Former home of John Herbert Kelly, brigadier general, C.S. Army, born in Carrollton, March 31, 1840. Appointed to West Point at age 17, resigned a few months before graduation. Fought at Shiloh, Perryville, Murfreesboro and Chickamauga. Mortally . . . — — Map (db m37447) HM
Born in Henderson, Alabama in 1850, Fletcher Jackson Cowart began his working career as a public school teacher. He later served superintendencies for both the Pike County and the Troy City schools.

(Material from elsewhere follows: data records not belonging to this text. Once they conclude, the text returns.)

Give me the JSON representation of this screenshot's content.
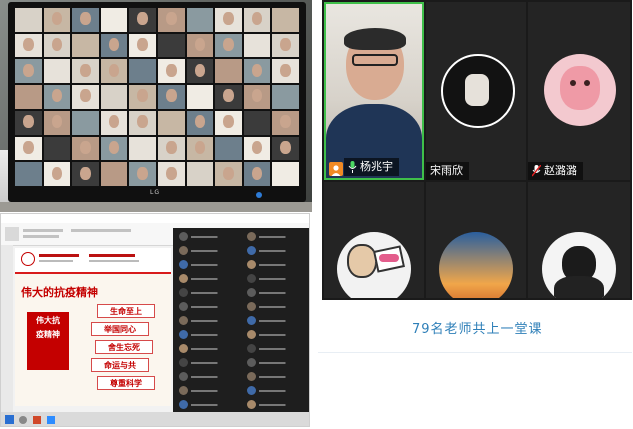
{
  "gallery": {
    "participants": [
      {
        "name": "杨兆宇",
        "mic": "on",
        "video": true,
        "host": true
      },
      {
        "name": "宋雨欣",
        "mic": "none",
        "video": false
      },
      {
        "name": "赵潞潞",
        "mic": "muted",
        "video": false
      },
      {
        "name": "",
        "mic": "none",
        "video": false
      },
      {
        "name": "",
        "mic": "none",
        "video": false
      },
      {
        "name": "",
        "mic": "none",
        "video": false
      }
    ]
  },
  "slide": {
    "title": "伟大的抗疫精神",
    "box_text": "伟大抗疫精神",
    "items": [
      "生命至上",
      "举国同心",
      "舍生忘死",
      "命运与共",
      "尊重科学"
    ]
  },
  "monitor": {
    "brand": "LG"
  },
  "caption": "79名老师共上一堂课",
  "colors": {
    "caption": "#2e7fb8",
    "slide_red": "#c40000",
    "host_orange": "#f08a24"
  }
}
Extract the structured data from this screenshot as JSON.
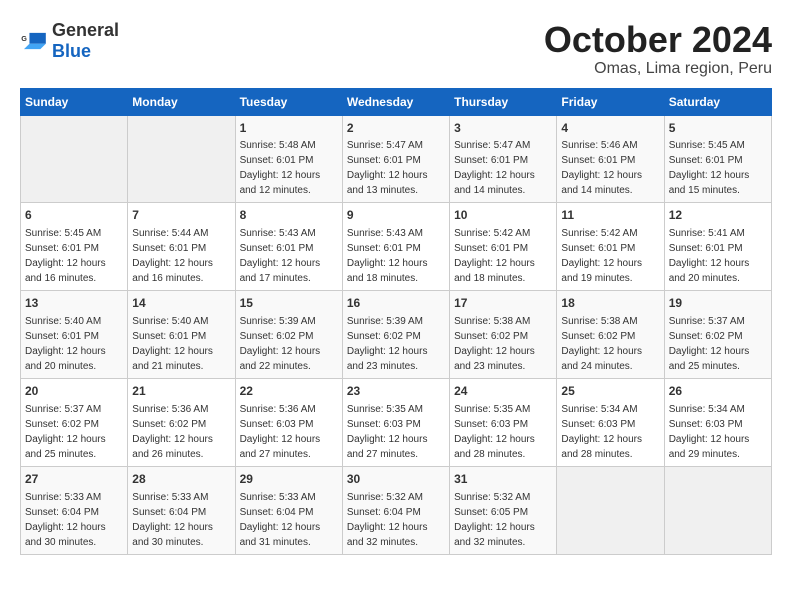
{
  "header": {
    "logo_general": "General",
    "logo_blue": "Blue",
    "title": "October 2024",
    "subtitle": "Omas, Lima region, Peru"
  },
  "days_of_week": [
    "Sunday",
    "Monday",
    "Tuesday",
    "Wednesday",
    "Thursday",
    "Friday",
    "Saturday"
  ],
  "weeks": [
    [
      {
        "day": "",
        "sunrise": "",
        "sunset": "",
        "daylight": "",
        "empty": true
      },
      {
        "day": "",
        "sunrise": "",
        "sunset": "",
        "daylight": "",
        "empty": true
      },
      {
        "day": "1",
        "sunrise": "Sunrise: 5:48 AM",
        "sunset": "Sunset: 6:01 PM",
        "daylight": "Daylight: 12 hours and 12 minutes."
      },
      {
        "day": "2",
        "sunrise": "Sunrise: 5:47 AM",
        "sunset": "Sunset: 6:01 PM",
        "daylight": "Daylight: 12 hours and 13 minutes."
      },
      {
        "day": "3",
        "sunrise": "Sunrise: 5:47 AM",
        "sunset": "Sunset: 6:01 PM",
        "daylight": "Daylight: 12 hours and 14 minutes."
      },
      {
        "day": "4",
        "sunrise": "Sunrise: 5:46 AM",
        "sunset": "Sunset: 6:01 PM",
        "daylight": "Daylight: 12 hours and 14 minutes."
      },
      {
        "day": "5",
        "sunrise": "Sunrise: 5:45 AM",
        "sunset": "Sunset: 6:01 PM",
        "daylight": "Daylight: 12 hours and 15 minutes."
      }
    ],
    [
      {
        "day": "6",
        "sunrise": "Sunrise: 5:45 AM",
        "sunset": "Sunset: 6:01 PM",
        "daylight": "Daylight: 12 hours and 16 minutes."
      },
      {
        "day": "7",
        "sunrise": "Sunrise: 5:44 AM",
        "sunset": "Sunset: 6:01 PM",
        "daylight": "Daylight: 12 hours and 16 minutes."
      },
      {
        "day": "8",
        "sunrise": "Sunrise: 5:43 AM",
        "sunset": "Sunset: 6:01 PM",
        "daylight": "Daylight: 12 hours and 17 minutes."
      },
      {
        "day": "9",
        "sunrise": "Sunrise: 5:43 AM",
        "sunset": "Sunset: 6:01 PM",
        "daylight": "Daylight: 12 hours and 18 minutes."
      },
      {
        "day": "10",
        "sunrise": "Sunrise: 5:42 AM",
        "sunset": "Sunset: 6:01 PM",
        "daylight": "Daylight: 12 hours and 18 minutes."
      },
      {
        "day": "11",
        "sunrise": "Sunrise: 5:42 AM",
        "sunset": "Sunset: 6:01 PM",
        "daylight": "Daylight: 12 hours and 19 minutes."
      },
      {
        "day": "12",
        "sunrise": "Sunrise: 5:41 AM",
        "sunset": "Sunset: 6:01 PM",
        "daylight": "Daylight: 12 hours and 20 minutes."
      }
    ],
    [
      {
        "day": "13",
        "sunrise": "Sunrise: 5:40 AM",
        "sunset": "Sunset: 6:01 PM",
        "daylight": "Daylight: 12 hours and 20 minutes."
      },
      {
        "day": "14",
        "sunrise": "Sunrise: 5:40 AM",
        "sunset": "Sunset: 6:01 PM",
        "daylight": "Daylight: 12 hours and 21 minutes."
      },
      {
        "day": "15",
        "sunrise": "Sunrise: 5:39 AM",
        "sunset": "Sunset: 6:02 PM",
        "daylight": "Daylight: 12 hours and 22 minutes."
      },
      {
        "day": "16",
        "sunrise": "Sunrise: 5:39 AM",
        "sunset": "Sunset: 6:02 PM",
        "daylight": "Daylight: 12 hours and 23 minutes."
      },
      {
        "day": "17",
        "sunrise": "Sunrise: 5:38 AM",
        "sunset": "Sunset: 6:02 PM",
        "daylight": "Daylight: 12 hours and 23 minutes."
      },
      {
        "day": "18",
        "sunrise": "Sunrise: 5:38 AM",
        "sunset": "Sunset: 6:02 PM",
        "daylight": "Daylight: 12 hours and 24 minutes."
      },
      {
        "day": "19",
        "sunrise": "Sunrise: 5:37 AM",
        "sunset": "Sunset: 6:02 PM",
        "daylight": "Daylight: 12 hours and 25 minutes."
      }
    ],
    [
      {
        "day": "20",
        "sunrise": "Sunrise: 5:37 AM",
        "sunset": "Sunset: 6:02 PM",
        "daylight": "Daylight: 12 hours and 25 minutes."
      },
      {
        "day": "21",
        "sunrise": "Sunrise: 5:36 AM",
        "sunset": "Sunset: 6:02 PM",
        "daylight": "Daylight: 12 hours and 26 minutes."
      },
      {
        "day": "22",
        "sunrise": "Sunrise: 5:36 AM",
        "sunset": "Sunset: 6:03 PM",
        "daylight": "Daylight: 12 hours and 27 minutes."
      },
      {
        "day": "23",
        "sunrise": "Sunrise: 5:35 AM",
        "sunset": "Sunset: 6:03 PM",
        "daylight": "Daylight: 12 hours and 27 minutes."
      },
      {
        "day": "24",
        "sunrise": "Sunrise: 5:35 AM",
        "sunset": "Sunset: 6:03 PM",
        "daylight": "Daylight: 12 hours and 28 minutes."
      },
      {
        "day": "25",
        "sunrise": "Sunrise: 5:34 AM",
        "sunset": "Sunset: 6:03 PM",
        "daylight": "Daylight: 12 hours and 28 minutes."
      },
      {
        "day": "26",
        "sunrise": "Sunrise: 5:34 AM",
        "sunset": "Sunset: 6:03 PM",
        "daylight": "Daylight: 12 hours and 29 minutes."
      }
    ],
    [
      {
        "day": "27",
        "sunrise": "Sunrise: 5:33 AM",
        "sunset": "Sunset: 6:04 PM",
        "daylight": "Daylight: 12 hours and 30 minutes."
      },
      {
        "day": "28",
        "sunrise": "Sunrise: 5:33 AM",
        "sunset": "Sunset: 6:04 PM",
        "daylight": "Daylight: 12 hours and 30 minutes."
      },
      {
        "day": "29",
        "sunrise": "Sunrise: 5:33 AM",
        "sunset": "Sunset: 6:04 PM",
        "daylight": "Daylight: 12 hours and 31 minutes."
      },
      {
        "day": "30",
        "sunrise": "Sunrise: 5:32 AM",
        "sunset": "Sunset: 6:04 PM",
        "daylight": "Daylight: 12 hours and 32 minutes."
      },
      {
        "day": "31",
        "sunrise": "Sunrise: 5:32 AM",
        "sunset": "Sunset: 6:05 PM",
        "daylight": "Daylight: 12 hours and 32 minutes."
      },
      {
        "day": "",
        "sunrise": "",
        "sunset": "",
        "daylight": "",
        "empty": true
      },
      {
        "day": "",
        "sunrise": "",
        "sunset": "",
        "daylight": "",
        "empty": true
      }
    ]
  ]
}
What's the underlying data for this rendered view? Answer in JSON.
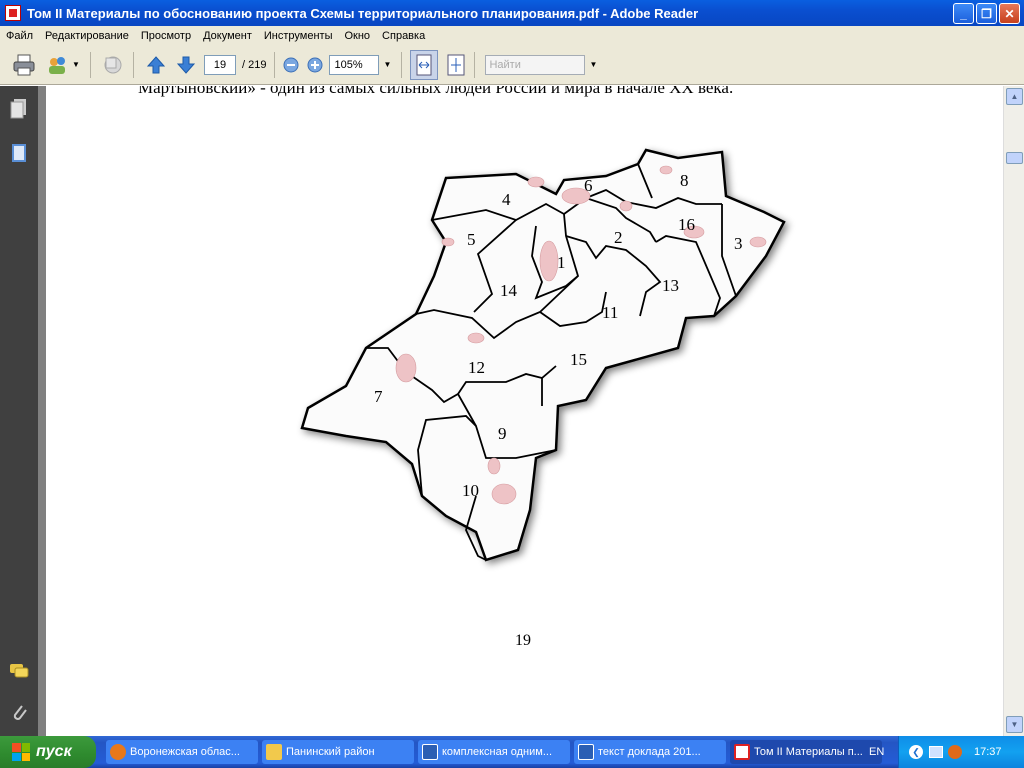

He was editor of the Troy Messenger and a . . . — — Map (db m38934) HM
James Hardy and his twin brother, Julian, were born and reared in Newala, Alabama, 3 miles east of Montevallo. He attended the consolidated grammar school nearby which had 3 rooms for the 6 grades, then attended high school in . . . — — Map (db m76244) HM
Founder of Buffalo Rock Company (1901) in Birmingham and creator of Buffalo Rock Ginger Ale, a medicinal tonic first used in the Civil War. Lee's vision and influential support inspired the construction of this road across Double Oak Mountain . . . — — Map (db m52693) HM
Prior to the signing of the Treaty of Dancing Rabbit Creek on September 27, 1830, this site belonged to the Choctaw Nation. Early settlers to the area came from the Carolinas, Georgia, Tennessee, and . . . — — Map (db m92665) HM
Daughter of John Gayle, Governor of Alabama.
Wife of Josiah Gorgas, Brigadier General, C. S. A.
Mother of William Crawford Gorgas, Surgeon General, U. S. A.
Untiring nurse in Confederate Hospitals, 1861-1865.
First Historian Alabama Division, . . . — — Map (db m33653) HM
One of four historic cemeteries located on the campus of Bryce Hospital, Alabama's oldest mental health facility, this cemetery features at least thirty-seven marked graves, the earliest of which dates to 1892. There are an undetermined number of . . . — — Map (db m235525) HM
One of four historic cemeteries located on the campus of Bryce Hospital, Alabama's oldest mental health facility, this cemetery was established in 1922 and was closed for burials in 1953. It contains approximately 1550 burials mostly marked with . . . — — Map (db m40449) HM
5461 entries matched your criteria. The first 100 are listed above. Next 100 ⊳